2019 Rocks and winds, germs and words
ed. Kevser Güler, Sanatorium, Istanbul

The emergence of oxygen, which caused the death of many life forms, brought human beings to the world, along with its current inhabitants. When the world was about half of its present age, photosynthesis by cyanobacteria enabled oxygen to spread into the atmosphere and the development of multicellular organisms. Kerem Ozan Bayraktar, in his work “Respiration”, conveys the relationship he established between life and death with a section he presented after the Great Oxidation Event. Death, which is seen as the final stop of all living beings, does not fulfill the last task regarding extinction from the earth and constitutes the steps of the movement. The ambulances in the artist’s work, which are associated with the moments when life is at risk, need energy to move like everything else. The living organisms of time transform over the years and get into circulation of the earth in different states of matter. The original cell that makes up all other cells continues to disintegrate and come together in the infinite form it takes on

- Nursaç Sargon
2020, Monitör İzmir


2021 Digital Aura Open Media Art Festival, The Oil Tank Culture Park, Seoul
2020 PROYECTOR´20 / Festival de Videoarte, Sala El Águila, Madrid 
2020 I haven’t told my garden yet, Monitör İzmir
2019 Openhaus (October), 2019, ZK/U, Berlin
2019 A Horn in the Neck, Apartment Project Berlin2019 Rocks and Winds, Germs and Words, Sanatorium, Istanbul

State, 2018-19, variable dimensions, mixed material, scale models

The installation features group of scluptures resembling various emergency vehicles and rocky shapes scattered on the ground.
The artist takes inspiration from biosemiotics, using symbols typically associated with emergency vehicles, such as lines, red dots, and crosses, to recontextualize these marks as representations of genetic material or biological signals.
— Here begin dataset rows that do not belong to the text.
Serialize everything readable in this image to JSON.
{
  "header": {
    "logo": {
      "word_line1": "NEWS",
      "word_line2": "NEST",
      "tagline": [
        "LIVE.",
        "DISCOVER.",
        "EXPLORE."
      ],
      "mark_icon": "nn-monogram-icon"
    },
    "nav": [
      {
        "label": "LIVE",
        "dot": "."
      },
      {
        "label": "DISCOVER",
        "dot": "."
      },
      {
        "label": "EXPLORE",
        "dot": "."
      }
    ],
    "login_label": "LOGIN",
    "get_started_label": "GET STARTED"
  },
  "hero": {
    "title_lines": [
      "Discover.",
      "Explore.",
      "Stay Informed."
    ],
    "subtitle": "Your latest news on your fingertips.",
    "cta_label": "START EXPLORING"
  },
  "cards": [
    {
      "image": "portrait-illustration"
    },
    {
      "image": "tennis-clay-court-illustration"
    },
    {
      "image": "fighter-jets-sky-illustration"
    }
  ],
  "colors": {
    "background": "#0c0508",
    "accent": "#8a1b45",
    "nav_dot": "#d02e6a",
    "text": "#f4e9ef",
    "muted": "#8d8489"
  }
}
The transformation and mutation of these objects, marked by emergency signals and other alterations, emphasize the parallels between genetic material transfer and the evolution of cultural signs and symbols.
By adapting and abstracting the emergency symbols on the vehicle sculptures, the artist extends the original meaning of these symbols and alludes to the evolution of traits in living organisms. In doing so, the artwork fosters a perspective on the relationship between the cultural and biological, as well as the living and non-living.
Great Oxidation Event, digital prints, 2019

(…) With the “Big Oxidation Event” (2019) diagram, Kerem presents a multi-layered map of relations traversing complex interactions of oxygen in the history of earth, an element which is today identified with life and clean air by humans. On a macro scale, this relations map shows human, oxygen, plant, animal, motor, bacteria as nothing but elements that have different interactions at different moments in the context of certain processes and fluxus. It is not possible to spot a center in this process or system. Furthermore, definitions of absolute good, bad, useful, harmful are not possible within these interactions; we can only seek answers to questions of what has affected whom, when and in which direction. Consequently, this diagram directly precludes the romantic idea of nature. It presents the extinction of living beings within biological and physical processes that caused the emergence of oxygen in the world; use of oxygen in motor vehicles; fossils used as fuel and emerging in oxygen-free environments, with a crowded sign system resembling the ones used in science textbooks. Illustrations, texts, symbols are intertwined to explain some phenomena, making things more and more complex which results in vain efforts and an accumulation of information where establishing wholistic relations becomes impossible. As the terms on the diagram refer to each other, the whole becomes a self-referential system of meanings. Language and sign inevitably exist as part of this historical, materialistic, dynamic process.

– Kevser Güler, 2019